Ecology is a complicated thing. Given the facts that elephant damage often kills trees and bush fires often kill trees
it would be reasonable to deduce that a combination of the two would make things worse.
Counter-intuitively, though, as research just published in Biotropica,
by Benjamin Wigley of Nelson Mandela University in South Africa shows,
if a tree has already been damaged, fire can actually help to make things better.
One common way in which elephants harm trees is by stripping them of their bark.
Dr Wigley, who did indeed start from the obvious assumption,
set off to find out how much worse bush fires would make the effects of this bark stripping.
To this end he set up a study in the Kruger National Park, a reserve on South Africa's border with Mozambique.
Since 1954, the Kruger has been the site of experiments in which plots of land have been burned at intervals,
to discern the effects of fire on savannah ecology.
Dr Wigley tapped into these experiments by looking at trees in three different zones.
In one of these the vegetation was burned every year. In the second it was burned every other year.
The third zone, by contrast, was actively shielded from fire.
To keep things consistent, he looked at the fate of a single tree species, the marula, in all three zones.
He picked marulas because they are particular victims of elephant activity.

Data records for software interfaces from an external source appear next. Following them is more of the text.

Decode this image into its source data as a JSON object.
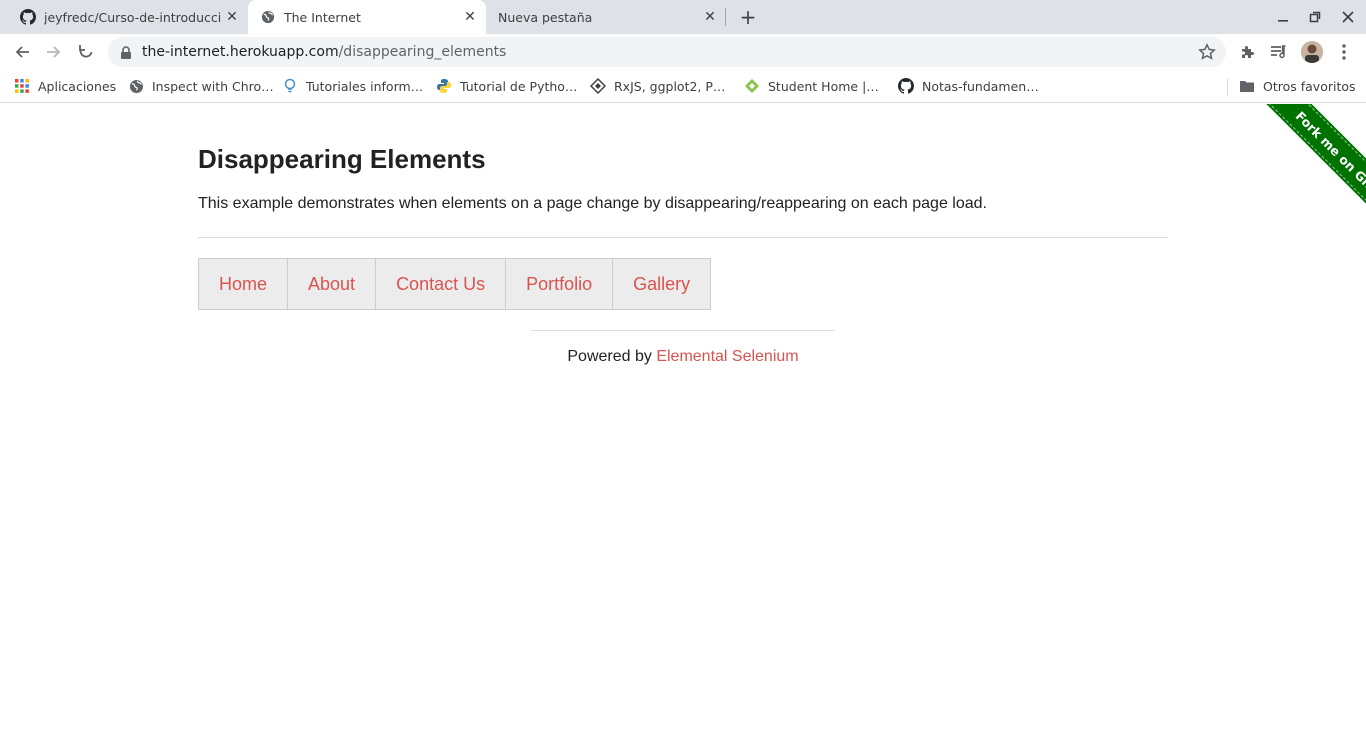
{
  "tabs": [
    {
      "title": "jeyfredc/Curso-de-introduccio",
      "icon": "github-icon",
      "close": "✕"
    },
    {
      "title": "The Internet",
      "icon": "globe-icon",
      "close": "✕"
    },
    {
      "title": "Nueva pestaña",
      "icon": "",
      "close": "✕"
    }
  ],
  "new_tab_symbol": "+",
  "address_bar": {
    "host": "the-internet.herokuapp.com",
    "path": "/disappearing_elements"
  },
  "bookmarks": [
    {
      "label": "Aplicaciones",
      "icon": "apps-grid-icon"
    },
    {
      "label": "Inspect with Chro…",
      "icon": "globe-icon"
    },
    {
      "label": "Tutoriales inform…",
      "icon": "bulb-icon"
    },
    {
      "label": "Tutorial de Pytho…",
      "icon": "python-icon"
    },
    {
      "label": "RxJS, ggplot2, P…",
      "icon": "diamond-icon"
    },
    {
      "label": "Student Home |…",
      "icon": "diamond-green-icon"
    },
    {
      "label": "Notas-fundamen…",
      "icon": "github-icon"
    }
  ],
  "other_bookmarks": "Otros favoritos",
  "page": {
    "ribbon": "Fork me on GitHub",
    "heading": "Disappearing Elements",
    "description": "This example demonstrates when elements on a page change by disappearing/reappearing on each page load.",
    "menu": [
      "Home",
      "About",
      "Contact Us",
      "Portfolio",
      "Gallery"
    ],
    "footer_prefix": "Powered by ",
    "footer_link": "Elemental Selenium"
  },
  "colors": {
    "link": "#d9534f",
    "ribbon": "#007200",
    "tabstrip": "#dee1e6"
  }
}
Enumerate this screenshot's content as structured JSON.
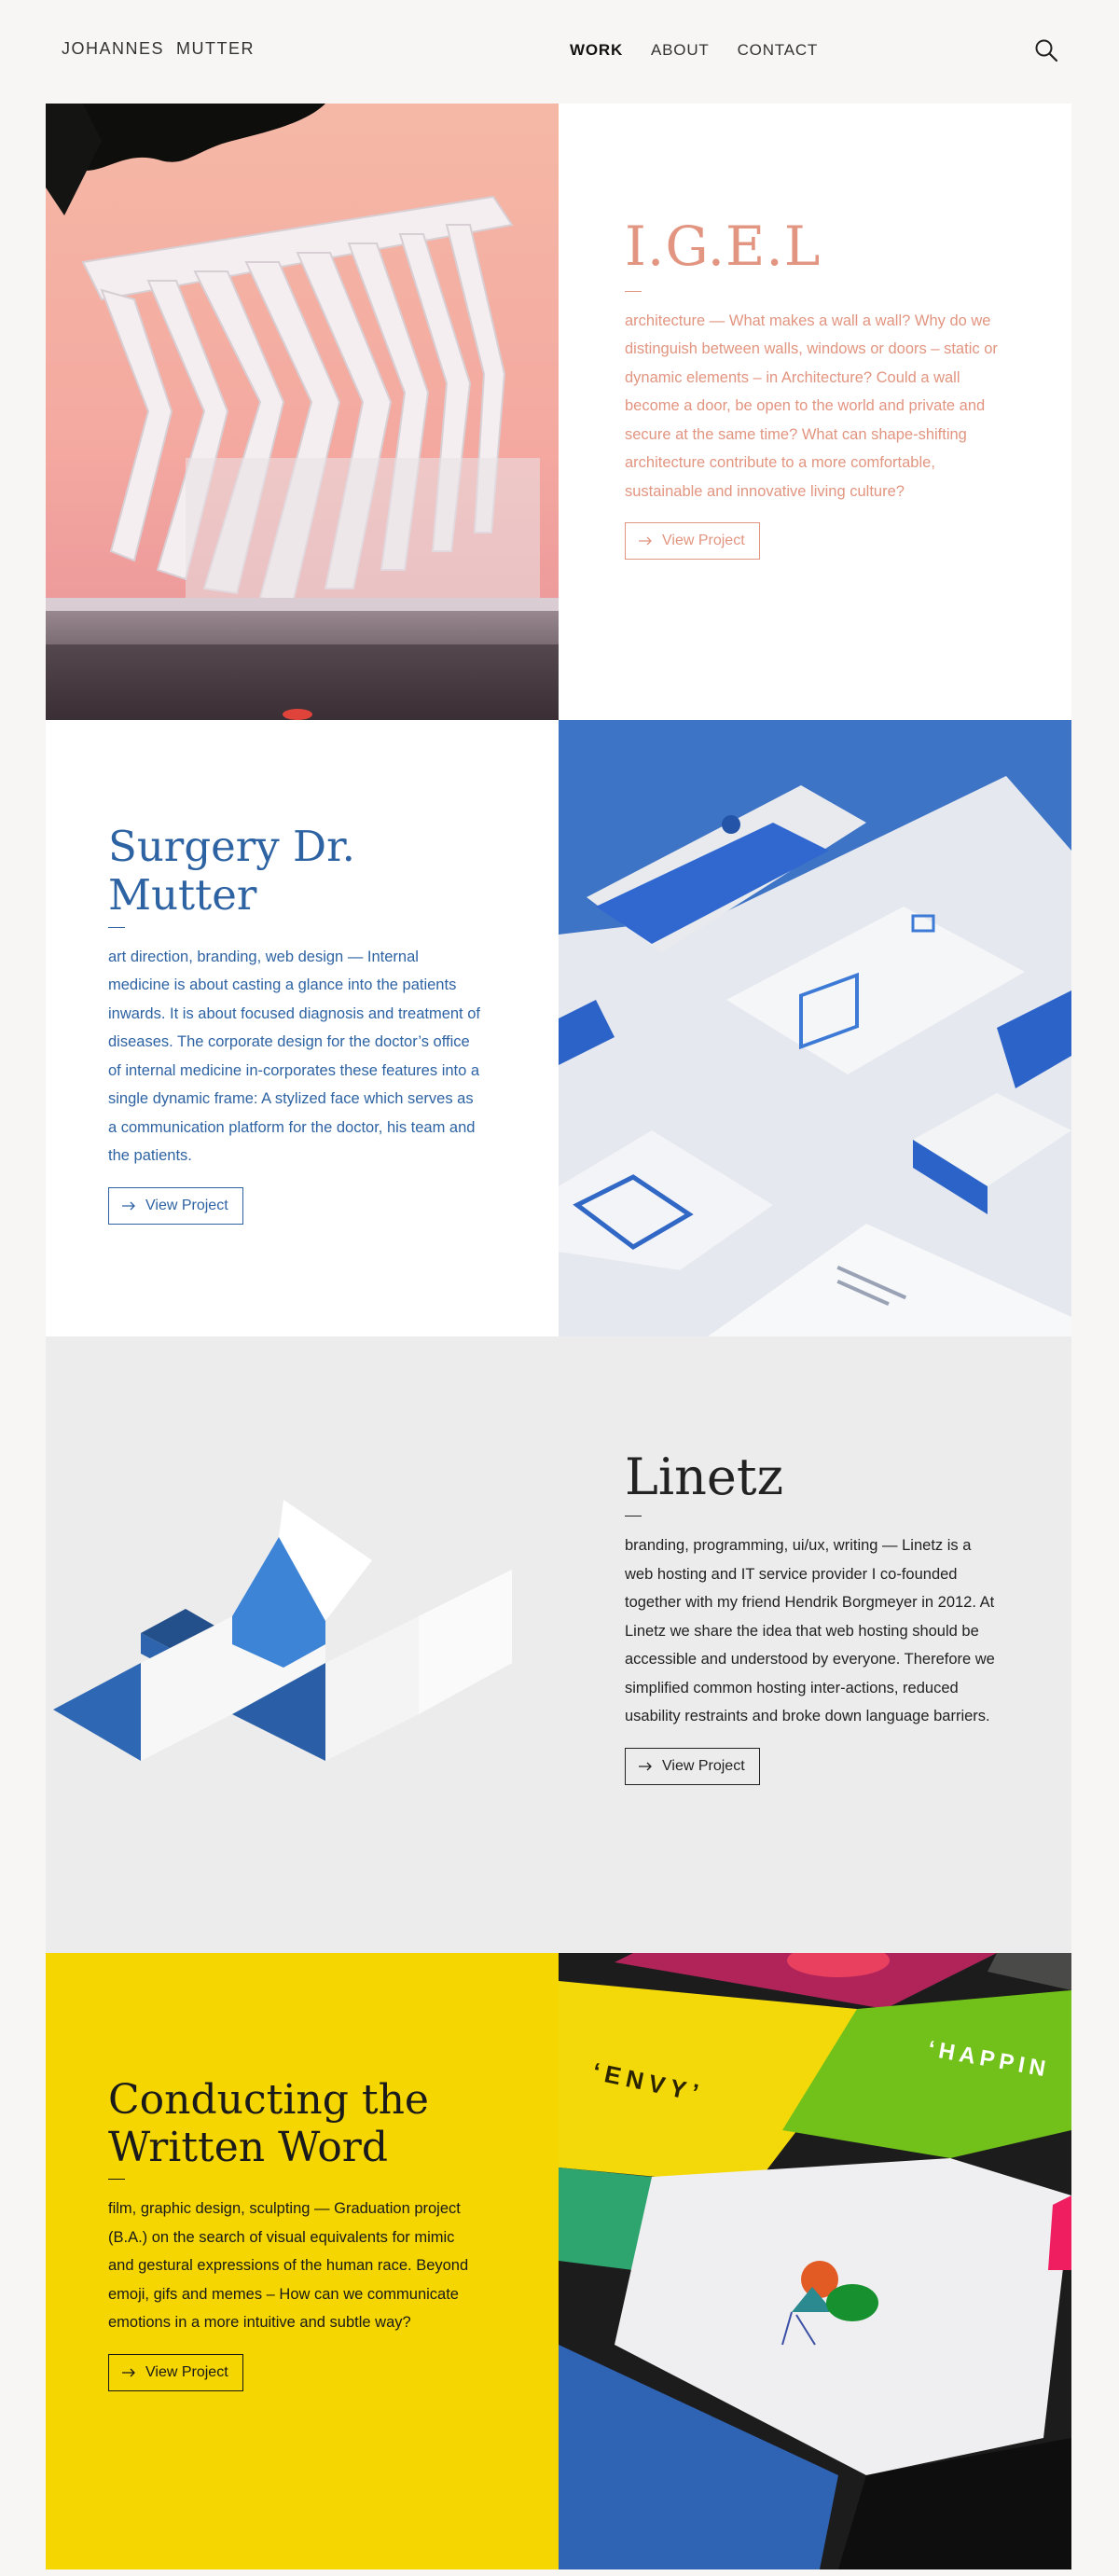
{
  "header": {
    "logo": "JOHANNES  MUTTER",
    "nav": [
      {
        "label": "WORK",
        "active": true
      },
      {
        "label": "ABOUT",
        "active": false
      },
      {
        "label": "CONTACT",
        "active": false
      }
    ],
    "search_icon": "search-icon"
  },
  "projects": [
    {
      "title": "I.G.E.L",
      "description": "architecture — What makes a wall a wall? Why do we distinguish between walls, windows or doors – static or dynamic elements – in Architecture? Could a wall become a door, be open to the world and private and secure at the same time? What can shape-shifting architecture contribute to a more comfortable, sustainable and innovative living culture?",
      "button": "View Project",
      "accent": "#e29580"
    },
    {
      "title": "Surgery Dr. Mutter",
      "description": "art direction, branding, web design — Internal medicine is about casting a glance into the patients inwards. It is about focused diagnosis and treatment of diseases. The corporate design for the doctor’s office of internal medicine in-corporates these features into a single dynamic frame: A stylized face which serves as a communication platform for the doctor, his team and the patients.",
      "button": "View Project",
      "accent": "#2e63a3"
    },
    {
      "title": "Linetz",
      "description": "branding, programming, ui/ux, writing — Linetz is a web hosting and IT service provider I co-founded together with my friend Hendrik Borgmeyer in 2012. At Linetz we share the idea that web hosting should be accessible and understood by everyone. Therefore we simplified common hosting inter-actions, reduced usability restraints and broke down language barriers.",
      "button": "View Project",
      "accent": "#222222"
    },
    {
      "title": "Conducting the Written Word",
      "description": "film, graphic design, sculpting — Graduation project (B.A.) on the search of visual equivalents for mimic and gestural expressions of the human race. Beyond emoji, gifs and memes – How can we communicate emotions in a more intuitive and subtle way?",
      "button": "View Project",
      "accent": "#f6d600"
    }
  ],
  "artwork_text": {
    "envy": "‘ENVY’",
    "happiness": "‘HAPPIN"
  }
}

Their fruit are delicious, and prized by elephants and people alike. But elephants also seem to enjoy eating their bark.
In July 2016 he and his colleagues identified 20 marulas in every zone and used a hammer and a soil corer
to remove from each of them a circular section of bark 5cm in diameter.
Having inflicted this damage, they monitored the wounds over the course of the following two years, to see what would happen.
To their surprise, they discovered that the wounds of trees in fire zones recovered far better than those of trees that had seen no fires at all.
Wounded trees in the annual burn zone regrew 98% of their lost bark during the two years of the study.
Those living in the biennial burn zone regrew 92% of it. But those in the zone where fires were suppressed regrew only 72%.
The researchers also found something else when they were measuring the trees' wounds: ants.
Ten of the 20 trees in the fire-suppression zone developed ant colonies in their wounds.
The ants in question were a species that is known to damage trees and is presumed to impair tissue healing.
By contrast, only five trees in the biennial burn zone and three in the annual zone developed ants' nests in their wounds.
It looks, therefore, as if bush fires are cauterising trees' wounds by killing ants that might otherwise infest them.
Though such fires are surely harmful to healthy trees,
it seems, in an example of two negatives making a positive, as if they are actually helpful to sick ones.